### Instructions for the task:
Go through the listing and copy each line with the string "ffffff".

### Input data:
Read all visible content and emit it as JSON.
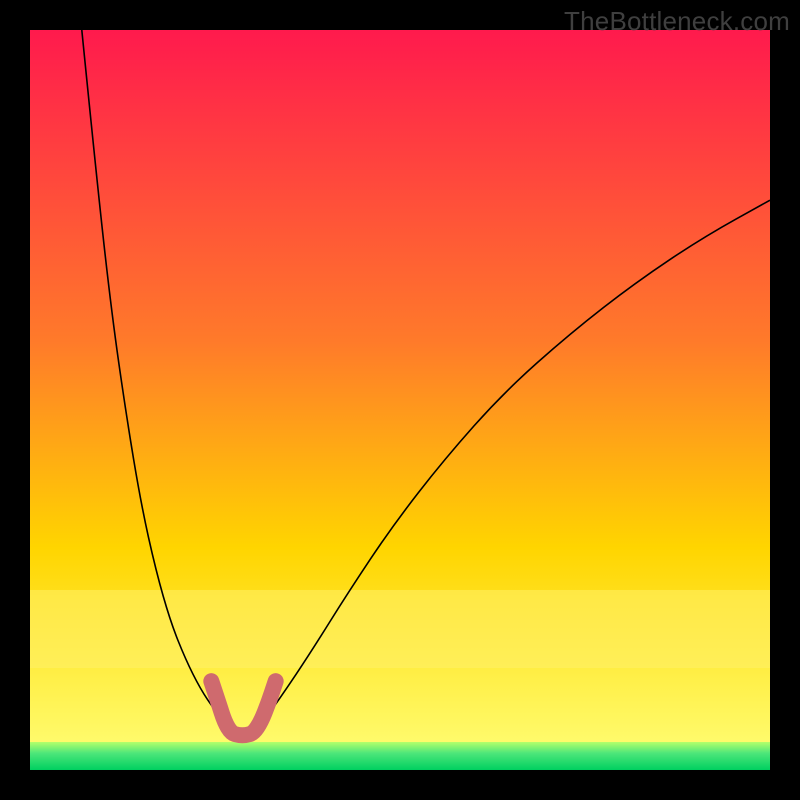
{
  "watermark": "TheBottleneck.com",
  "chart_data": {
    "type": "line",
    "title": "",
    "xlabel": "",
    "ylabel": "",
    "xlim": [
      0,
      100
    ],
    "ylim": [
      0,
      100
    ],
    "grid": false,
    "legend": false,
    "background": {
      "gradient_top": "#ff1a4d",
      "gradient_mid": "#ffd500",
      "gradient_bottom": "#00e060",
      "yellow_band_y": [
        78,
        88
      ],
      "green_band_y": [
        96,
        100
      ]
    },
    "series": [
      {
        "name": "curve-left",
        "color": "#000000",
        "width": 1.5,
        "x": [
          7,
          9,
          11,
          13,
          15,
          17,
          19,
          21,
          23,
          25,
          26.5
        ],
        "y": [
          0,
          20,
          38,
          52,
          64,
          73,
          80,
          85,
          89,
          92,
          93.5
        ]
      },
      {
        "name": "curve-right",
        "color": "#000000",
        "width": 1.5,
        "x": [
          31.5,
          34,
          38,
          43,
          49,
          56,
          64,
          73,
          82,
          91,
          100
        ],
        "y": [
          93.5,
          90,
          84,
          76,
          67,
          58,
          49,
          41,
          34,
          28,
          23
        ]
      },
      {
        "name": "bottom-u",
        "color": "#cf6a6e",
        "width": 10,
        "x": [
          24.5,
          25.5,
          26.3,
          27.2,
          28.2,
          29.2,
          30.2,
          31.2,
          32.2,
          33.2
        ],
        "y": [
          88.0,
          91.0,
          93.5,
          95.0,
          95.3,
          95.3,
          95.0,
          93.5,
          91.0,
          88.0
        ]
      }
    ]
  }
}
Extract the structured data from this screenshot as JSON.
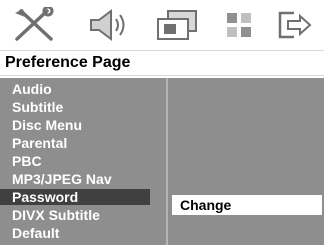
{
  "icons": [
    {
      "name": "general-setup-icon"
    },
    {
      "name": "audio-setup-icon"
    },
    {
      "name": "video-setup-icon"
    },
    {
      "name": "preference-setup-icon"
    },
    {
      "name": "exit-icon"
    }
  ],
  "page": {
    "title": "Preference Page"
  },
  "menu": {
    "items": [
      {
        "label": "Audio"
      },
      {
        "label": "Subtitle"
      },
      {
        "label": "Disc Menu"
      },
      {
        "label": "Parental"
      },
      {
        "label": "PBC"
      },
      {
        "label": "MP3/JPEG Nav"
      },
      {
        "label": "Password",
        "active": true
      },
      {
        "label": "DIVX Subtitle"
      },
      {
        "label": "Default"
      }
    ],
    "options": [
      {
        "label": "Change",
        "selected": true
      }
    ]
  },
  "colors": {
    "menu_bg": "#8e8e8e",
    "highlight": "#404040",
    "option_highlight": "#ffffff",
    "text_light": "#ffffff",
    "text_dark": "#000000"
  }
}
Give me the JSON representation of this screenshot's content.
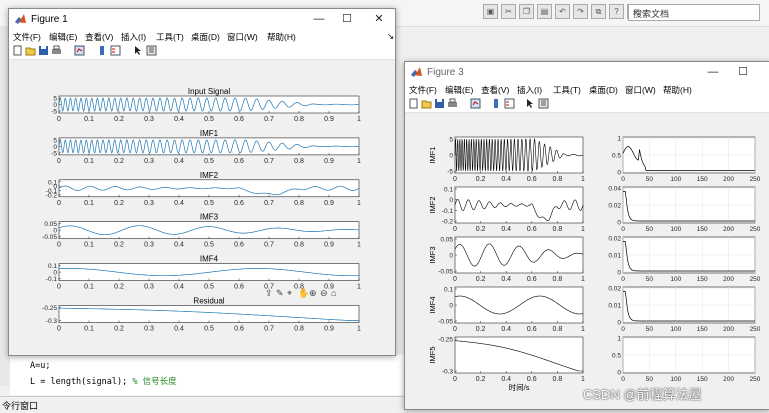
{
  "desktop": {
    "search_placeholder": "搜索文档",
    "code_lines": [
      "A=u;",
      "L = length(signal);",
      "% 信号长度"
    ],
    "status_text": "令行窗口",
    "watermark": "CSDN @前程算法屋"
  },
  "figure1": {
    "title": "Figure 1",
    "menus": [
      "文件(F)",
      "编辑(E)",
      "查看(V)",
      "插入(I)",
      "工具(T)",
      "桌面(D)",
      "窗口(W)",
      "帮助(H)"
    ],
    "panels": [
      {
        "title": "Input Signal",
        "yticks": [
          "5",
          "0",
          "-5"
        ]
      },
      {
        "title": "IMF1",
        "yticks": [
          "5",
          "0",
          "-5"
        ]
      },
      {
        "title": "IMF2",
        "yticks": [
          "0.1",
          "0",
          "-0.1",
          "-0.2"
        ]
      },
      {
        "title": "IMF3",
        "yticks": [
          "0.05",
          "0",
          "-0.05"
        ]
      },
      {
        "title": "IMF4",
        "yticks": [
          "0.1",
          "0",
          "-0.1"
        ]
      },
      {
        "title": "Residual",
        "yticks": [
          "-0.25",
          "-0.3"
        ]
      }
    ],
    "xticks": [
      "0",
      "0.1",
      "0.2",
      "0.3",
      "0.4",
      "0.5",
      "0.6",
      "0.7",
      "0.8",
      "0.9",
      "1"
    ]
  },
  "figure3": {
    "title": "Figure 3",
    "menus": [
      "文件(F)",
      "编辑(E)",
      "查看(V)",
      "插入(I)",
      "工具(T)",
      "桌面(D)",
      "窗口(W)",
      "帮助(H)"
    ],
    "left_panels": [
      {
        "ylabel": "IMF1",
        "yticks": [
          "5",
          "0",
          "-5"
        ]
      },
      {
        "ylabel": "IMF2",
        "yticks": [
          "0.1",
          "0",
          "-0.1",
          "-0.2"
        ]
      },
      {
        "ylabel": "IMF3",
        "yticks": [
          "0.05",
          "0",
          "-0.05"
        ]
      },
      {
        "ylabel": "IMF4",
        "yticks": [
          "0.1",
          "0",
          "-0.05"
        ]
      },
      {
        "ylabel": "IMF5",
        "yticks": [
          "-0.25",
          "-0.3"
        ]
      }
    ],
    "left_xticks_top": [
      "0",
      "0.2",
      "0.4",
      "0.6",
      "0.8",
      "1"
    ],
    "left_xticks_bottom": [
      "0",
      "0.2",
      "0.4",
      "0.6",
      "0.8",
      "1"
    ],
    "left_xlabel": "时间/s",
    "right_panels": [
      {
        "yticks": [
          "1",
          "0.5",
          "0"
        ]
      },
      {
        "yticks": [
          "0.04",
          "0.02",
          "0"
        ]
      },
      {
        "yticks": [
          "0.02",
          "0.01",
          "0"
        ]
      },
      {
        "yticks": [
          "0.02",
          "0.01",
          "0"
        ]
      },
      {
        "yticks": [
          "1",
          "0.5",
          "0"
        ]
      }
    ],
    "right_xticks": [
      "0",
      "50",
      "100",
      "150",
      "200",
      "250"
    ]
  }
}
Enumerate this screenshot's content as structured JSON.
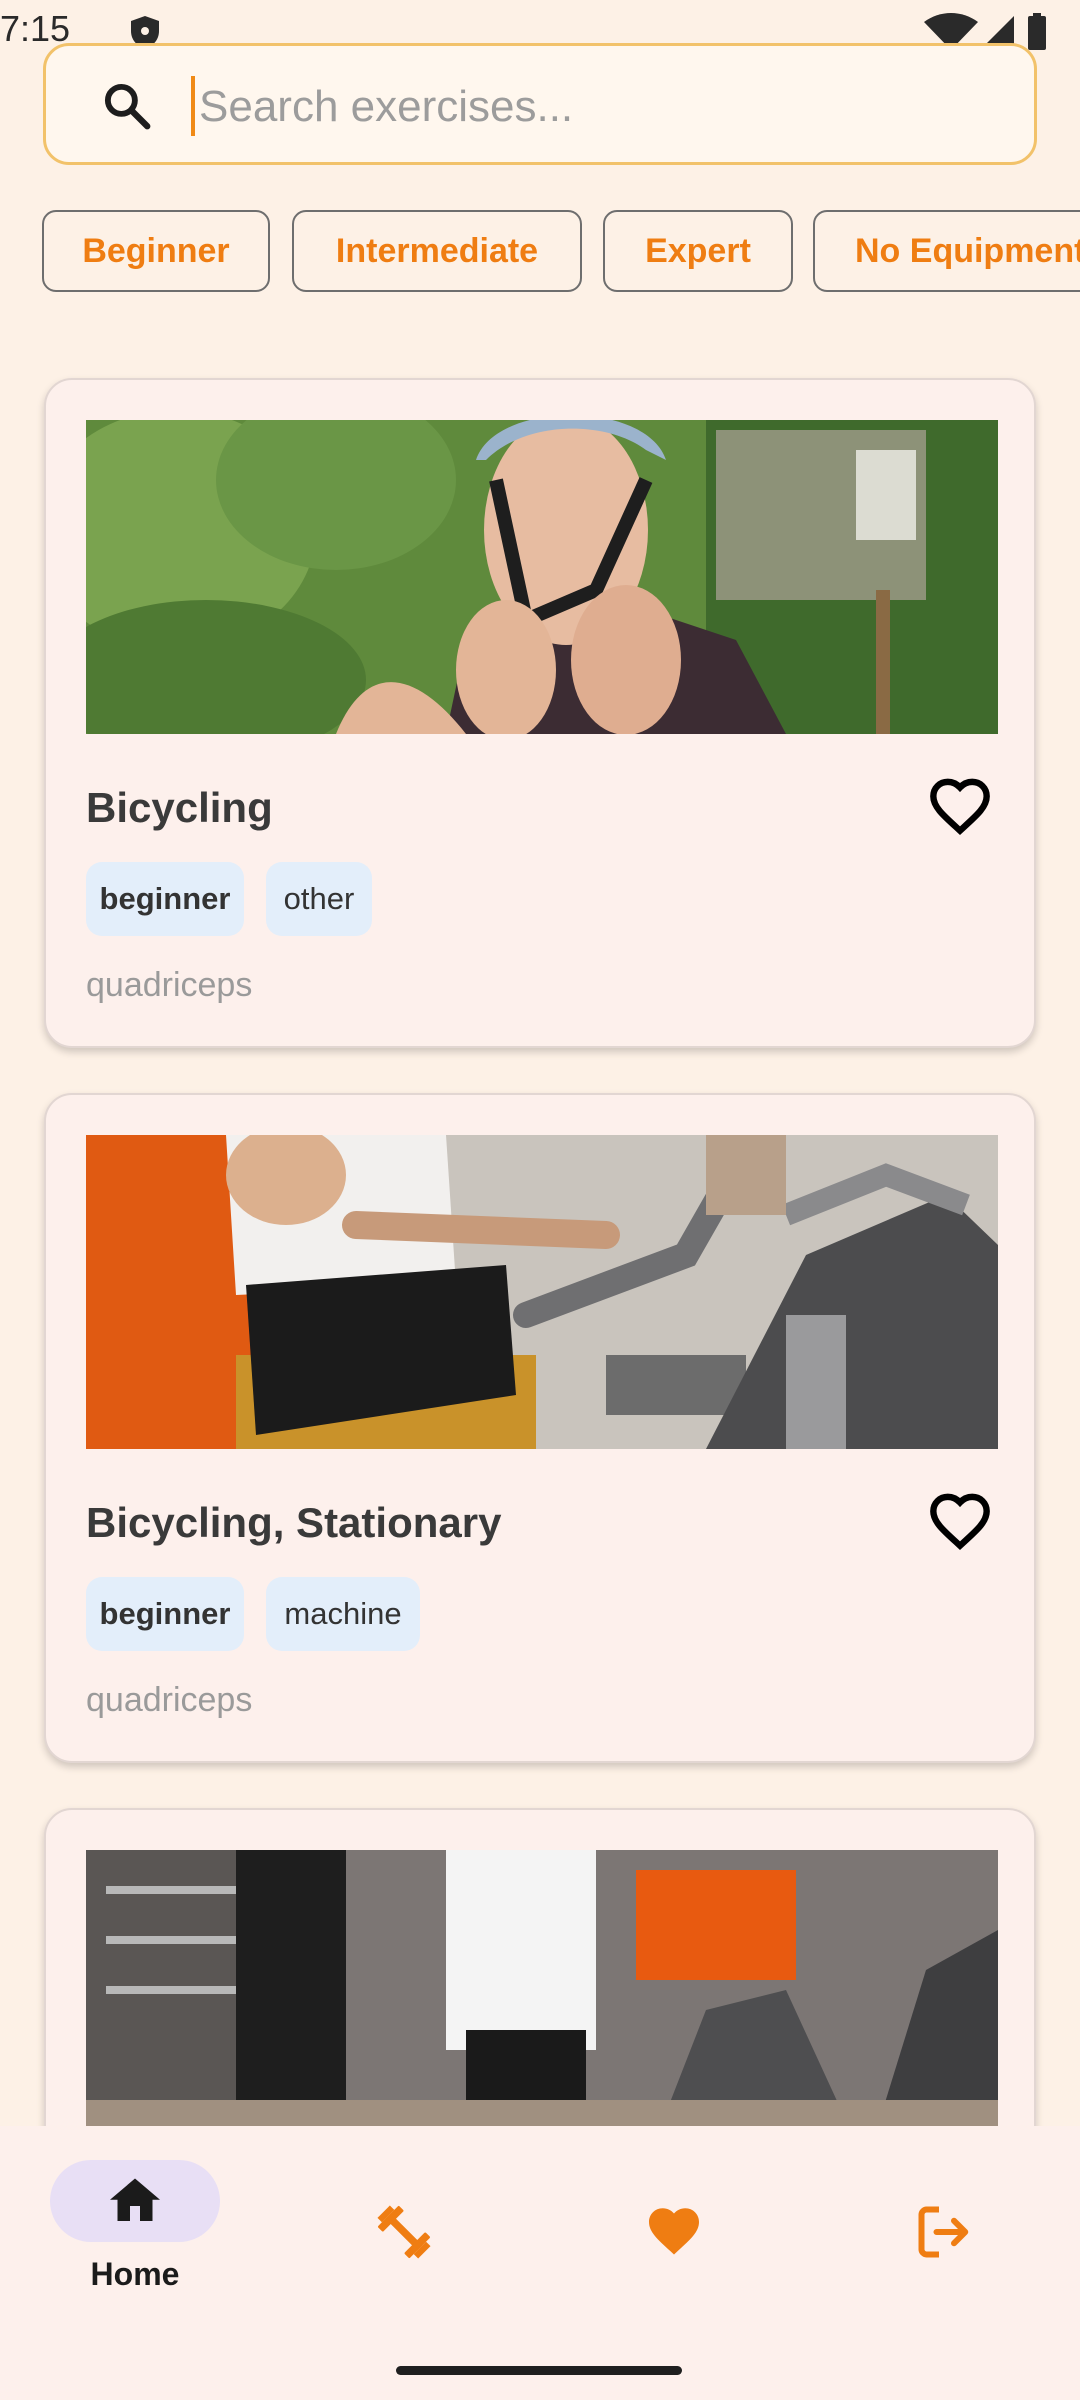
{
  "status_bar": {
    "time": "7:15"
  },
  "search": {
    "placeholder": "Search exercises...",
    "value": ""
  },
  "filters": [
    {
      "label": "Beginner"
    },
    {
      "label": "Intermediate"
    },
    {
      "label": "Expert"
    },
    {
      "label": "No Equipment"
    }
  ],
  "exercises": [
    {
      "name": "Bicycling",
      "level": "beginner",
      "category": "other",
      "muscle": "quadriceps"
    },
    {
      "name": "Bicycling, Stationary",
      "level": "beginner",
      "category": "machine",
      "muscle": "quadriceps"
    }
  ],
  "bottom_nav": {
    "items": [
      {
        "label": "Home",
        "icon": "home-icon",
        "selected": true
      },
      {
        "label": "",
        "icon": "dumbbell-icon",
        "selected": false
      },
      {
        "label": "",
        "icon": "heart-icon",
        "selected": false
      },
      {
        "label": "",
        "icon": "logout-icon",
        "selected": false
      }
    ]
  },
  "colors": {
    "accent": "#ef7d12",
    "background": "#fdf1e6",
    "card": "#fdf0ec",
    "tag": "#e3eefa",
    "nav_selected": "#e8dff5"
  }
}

### Your solution:
    "option_highlight": "#ffffff",
    "text_light": "#ffffff",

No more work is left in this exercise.